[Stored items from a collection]

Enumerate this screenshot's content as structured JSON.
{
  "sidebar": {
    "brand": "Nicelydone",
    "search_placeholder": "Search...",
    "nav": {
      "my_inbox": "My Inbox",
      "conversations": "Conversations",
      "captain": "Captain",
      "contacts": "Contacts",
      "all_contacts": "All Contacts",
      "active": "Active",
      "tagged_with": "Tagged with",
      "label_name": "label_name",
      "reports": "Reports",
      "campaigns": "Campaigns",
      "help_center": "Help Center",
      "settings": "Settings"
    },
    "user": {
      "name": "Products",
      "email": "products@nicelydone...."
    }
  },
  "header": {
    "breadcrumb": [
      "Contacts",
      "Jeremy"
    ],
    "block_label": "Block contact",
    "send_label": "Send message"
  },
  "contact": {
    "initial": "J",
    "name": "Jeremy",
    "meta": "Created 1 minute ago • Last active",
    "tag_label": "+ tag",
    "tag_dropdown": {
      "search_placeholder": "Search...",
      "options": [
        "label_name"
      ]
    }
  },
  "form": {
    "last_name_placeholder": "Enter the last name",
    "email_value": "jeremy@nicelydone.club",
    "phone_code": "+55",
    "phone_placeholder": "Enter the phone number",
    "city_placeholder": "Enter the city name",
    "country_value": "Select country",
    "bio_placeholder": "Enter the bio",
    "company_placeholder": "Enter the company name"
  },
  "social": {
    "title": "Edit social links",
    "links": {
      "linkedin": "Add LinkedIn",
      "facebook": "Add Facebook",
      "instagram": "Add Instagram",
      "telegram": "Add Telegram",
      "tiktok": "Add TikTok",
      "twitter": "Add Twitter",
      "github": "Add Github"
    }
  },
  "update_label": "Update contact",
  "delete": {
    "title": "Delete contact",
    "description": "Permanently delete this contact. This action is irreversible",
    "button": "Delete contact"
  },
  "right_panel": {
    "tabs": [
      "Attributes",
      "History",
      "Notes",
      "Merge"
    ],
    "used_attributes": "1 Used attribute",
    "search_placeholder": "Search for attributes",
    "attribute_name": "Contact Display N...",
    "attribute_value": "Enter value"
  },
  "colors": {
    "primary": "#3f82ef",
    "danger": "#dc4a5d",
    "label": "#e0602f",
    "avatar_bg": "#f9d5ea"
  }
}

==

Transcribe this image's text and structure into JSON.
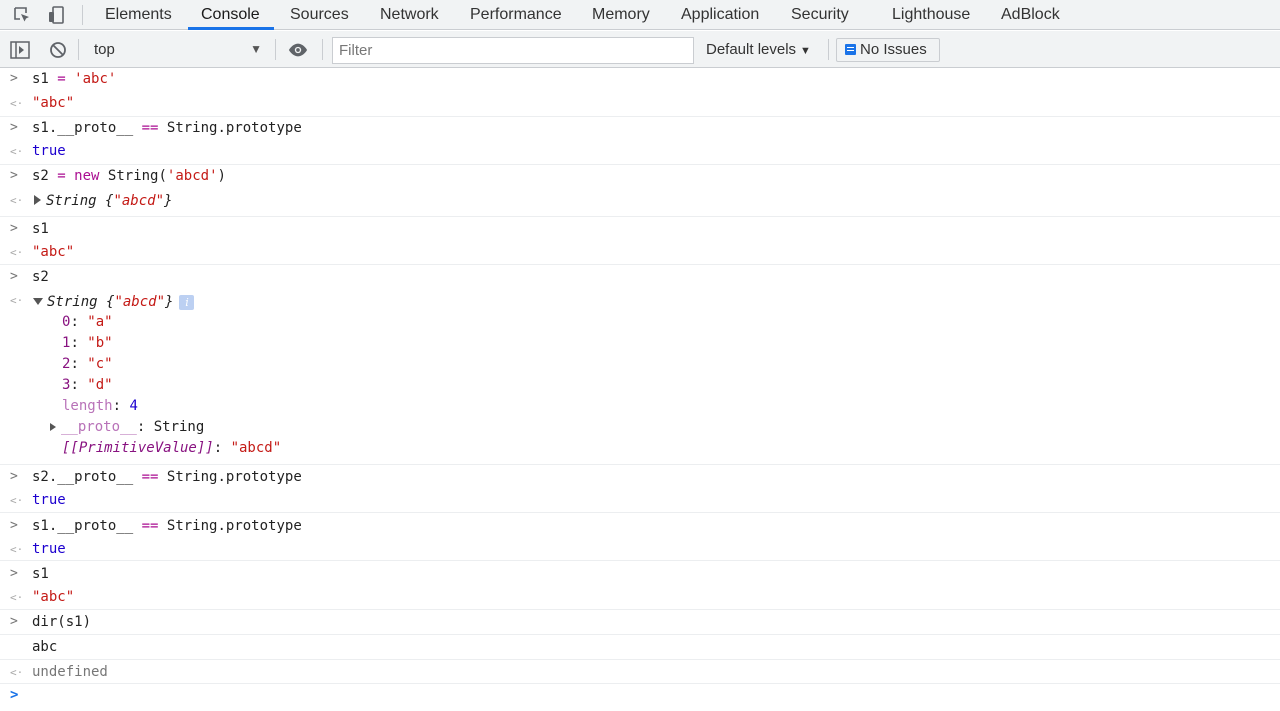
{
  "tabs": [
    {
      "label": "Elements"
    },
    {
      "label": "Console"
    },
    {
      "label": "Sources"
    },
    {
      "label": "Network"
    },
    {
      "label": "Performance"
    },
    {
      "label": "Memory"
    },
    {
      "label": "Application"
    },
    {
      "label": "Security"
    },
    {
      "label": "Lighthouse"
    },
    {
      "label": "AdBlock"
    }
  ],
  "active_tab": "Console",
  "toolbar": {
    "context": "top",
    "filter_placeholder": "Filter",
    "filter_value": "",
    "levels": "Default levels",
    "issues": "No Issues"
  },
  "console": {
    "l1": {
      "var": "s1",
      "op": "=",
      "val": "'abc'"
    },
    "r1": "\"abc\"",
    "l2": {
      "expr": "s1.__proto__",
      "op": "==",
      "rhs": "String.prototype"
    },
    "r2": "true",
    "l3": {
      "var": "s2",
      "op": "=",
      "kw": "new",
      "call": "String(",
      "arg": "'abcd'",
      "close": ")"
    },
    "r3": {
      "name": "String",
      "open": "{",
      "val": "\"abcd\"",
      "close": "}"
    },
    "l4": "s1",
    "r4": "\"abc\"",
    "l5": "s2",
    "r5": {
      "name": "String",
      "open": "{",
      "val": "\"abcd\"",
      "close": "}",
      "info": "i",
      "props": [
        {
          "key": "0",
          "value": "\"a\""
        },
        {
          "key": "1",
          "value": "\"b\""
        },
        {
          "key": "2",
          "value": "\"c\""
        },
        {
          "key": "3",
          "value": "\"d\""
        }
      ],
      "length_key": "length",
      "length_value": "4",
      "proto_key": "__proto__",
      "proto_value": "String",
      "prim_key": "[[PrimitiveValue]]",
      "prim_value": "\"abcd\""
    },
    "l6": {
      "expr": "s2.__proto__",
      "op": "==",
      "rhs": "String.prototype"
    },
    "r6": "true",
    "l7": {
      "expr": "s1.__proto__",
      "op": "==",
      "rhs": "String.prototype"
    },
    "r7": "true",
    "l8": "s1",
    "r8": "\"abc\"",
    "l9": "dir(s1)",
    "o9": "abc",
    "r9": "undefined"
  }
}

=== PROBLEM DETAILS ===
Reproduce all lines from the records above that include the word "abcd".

=== RESPONSE TO THE EXERCISE ===
      "arg": "'abcd'",
      "val": "\"abcd\"",
      "val": "\"abcd\"",
      "prim_value": "\"abcd\""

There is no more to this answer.